• _TASK OBJECTIVE_: Please return the data word for word and leave out any picture it contains.

• _DATA FOR PROCESSING_:
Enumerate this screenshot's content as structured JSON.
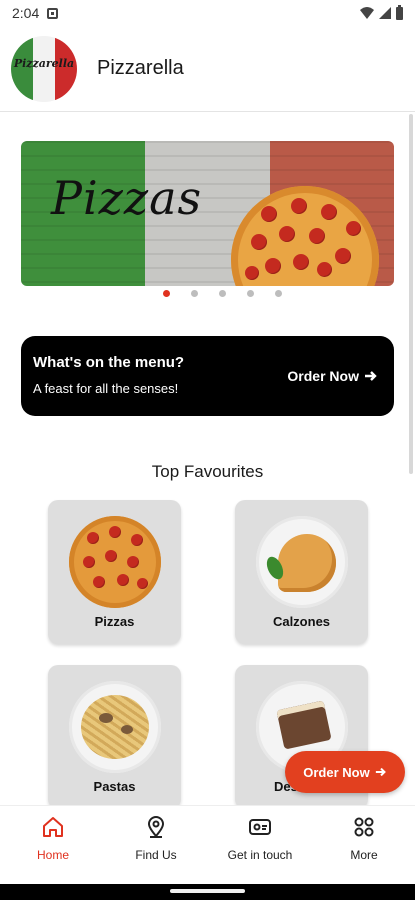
{
  "status_bar": {
    "time": "2:04"
  },
  "header": {
    "app_name": "Pizzarella",
    "logo_text": "Pizzarella"
  },
  "banner": {
    "title": "Pizzas",
    "slide_count": 5,
    "active_slide": 1
  },
  "menu_card": {
    "heading": "What's on the menu?",
    "subheading": "A feast for all the senses!",
    "order_label": "Order Now"
  },
  "favourites": {
    "title": "Top Favourites",
    "items": [
      {
        "label": "Pizzas"
      },
      {
        "label": "Calzones"
      },
      {
        "label": "Pastas"
      },
      {
        "label": "Desserts"
      }
    ]
  },
  "fab": {
    "label": "Order Now"
  },
  "nav": {
    "items": [
      {
        "label": "Home",
        "icon": "home-icon"
      },
      {
        "label": "Find Us",
        "icon": "location-pin-icon"
      },
      {
        "label": "Get in touch",
        "icon": "contact-card-icon"
      },
      {
        "label": "More",
        "icon": "grid-icon"
      }
    ],
    "active": "Home"
  },
  "colors": {
    "accent": "#e0321f",
    "card_bg": "#dedede",
    "menu_card_bg": "#000000"
  }
}
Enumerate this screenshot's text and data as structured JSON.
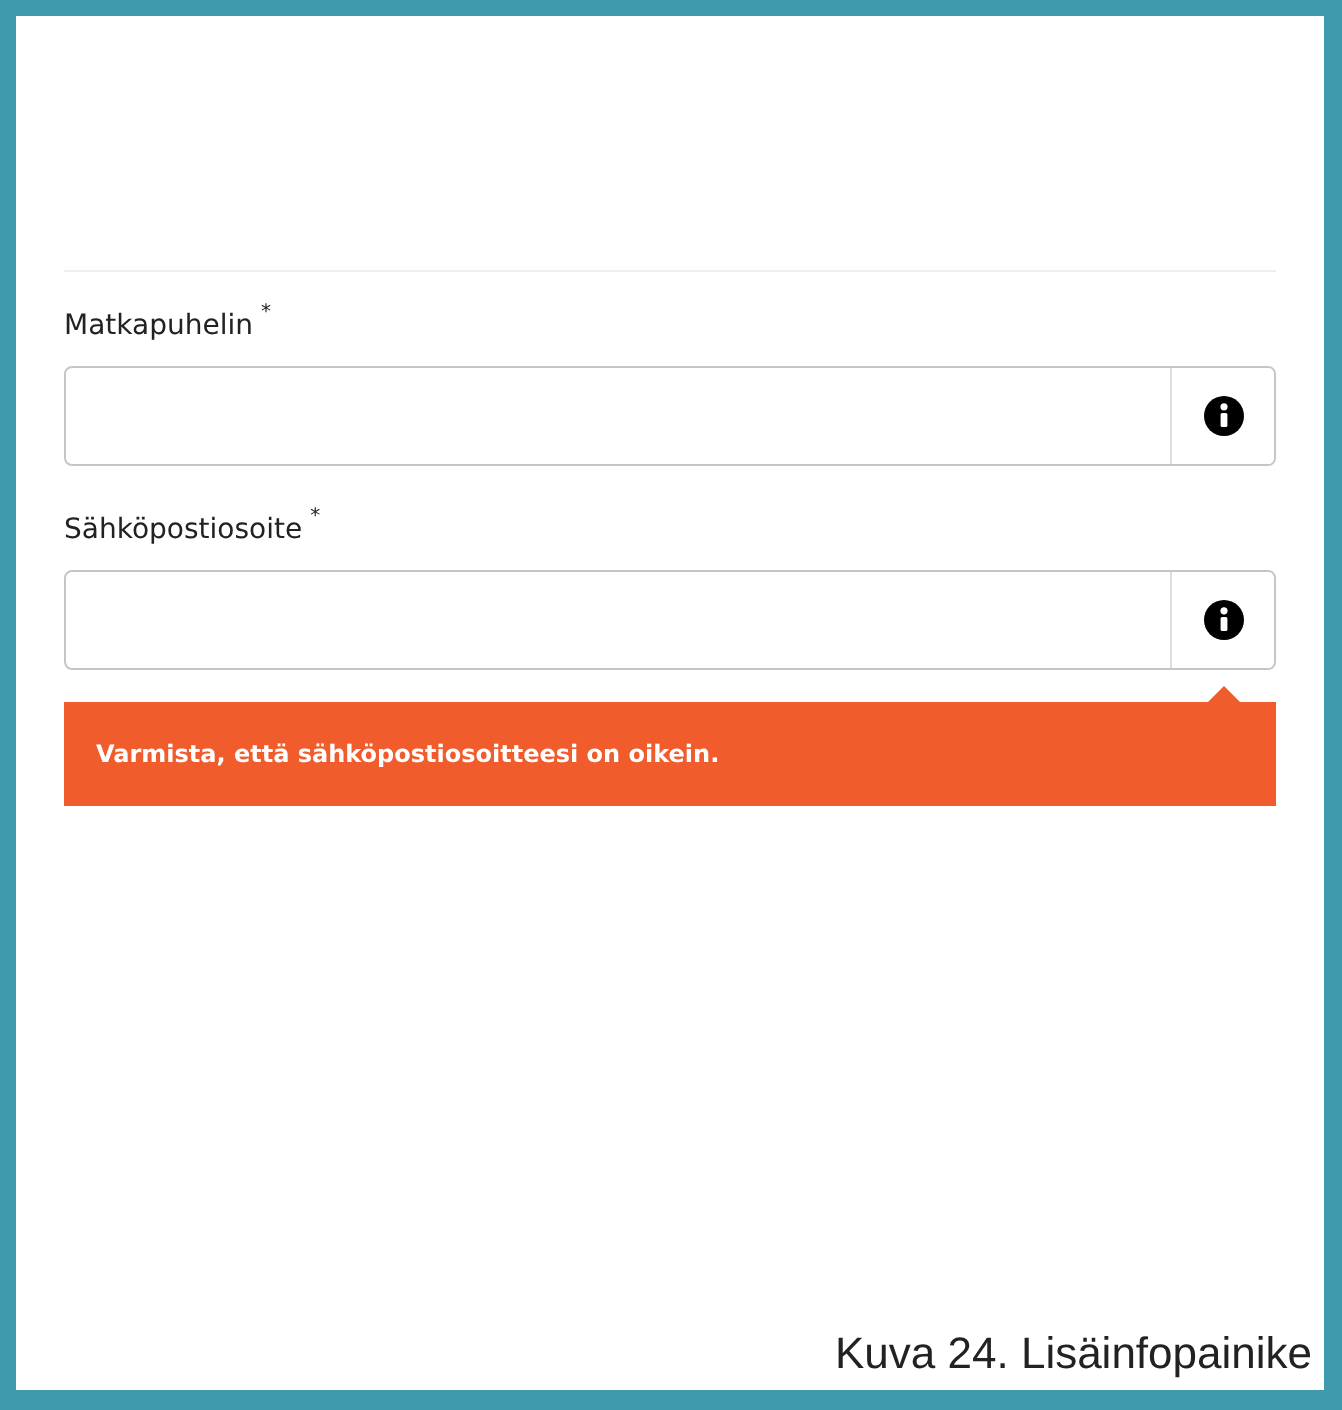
{
  "fields": [
    {
      "label": "Matkapuhelin",
      "required_mark": "*"
    },
    {
      "label": "Sähköpostiosoite",
      "required_mark": "*",
      "help": "Varmista, että sähköpostiosoitteesi on oikein."
    }
  ],
  "caption": "Kuva 24. Lisäinfopainike"
}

• _TASK SOLUTION_:
Enumerate this screenshot's content as structured JSON.
{
  "status_bar": {
    "time": "2:04"
  },
  "header": {
    "app_name": "Pizzarella",
    "logo_text": "Pizzarella"
  },
  "banner": {
    "title": "Pizzas",
    "slide_count": 5,
    "active_slide": 1
  },
  "menu_card": {
    "heading": "What's on the menu?",
    "subheading": "A feast for all the senses!",
    "order_label": "Order Now"
  },
  "favourites": {
    "title": "Top Favourites",
    "items": [
      {
        "label": "Pizzas"
      },
      {
        "label": "Calzones"
      },
      {
        "label": "Pastas"
      },
      {
        "label": "Desserts"
      }
    ]
  },
  "fab": {
    "label": "Order Now"
  },
  "nav": {
    "items": [
      {
        "label": "Home",
        "icon": "home-icon"
      },
      {
        "label": "Find Us",
        "icon": "location-pin-icon"
      },
      {
        "label": "Get in touch",
        "icon": "contact-card-icon"
      },
      {
        "label": "More",
        "icon": "grid-icon"
      }
    ],
    "active": "Home"
  },
  "colors": {
    "accent": "#e0321f",
    "card_bg": "#dedede",
    "menu_card_bg": "#000000"
  }
}
Enumerate this screenshot's text and data as structured JSON.
{
  "fields": [
    {
      "label": "Matkapuhelin",
      "required_mark": "*"
    },
    {
      "label": "Sähköpostiosoite",
      "required_mark": "*",
      "help": "Varmista, että sähköpostiosoitteesi on oikein."
    }
  ],
  "caption": "Kuva 24. Lisäinfopainike"
}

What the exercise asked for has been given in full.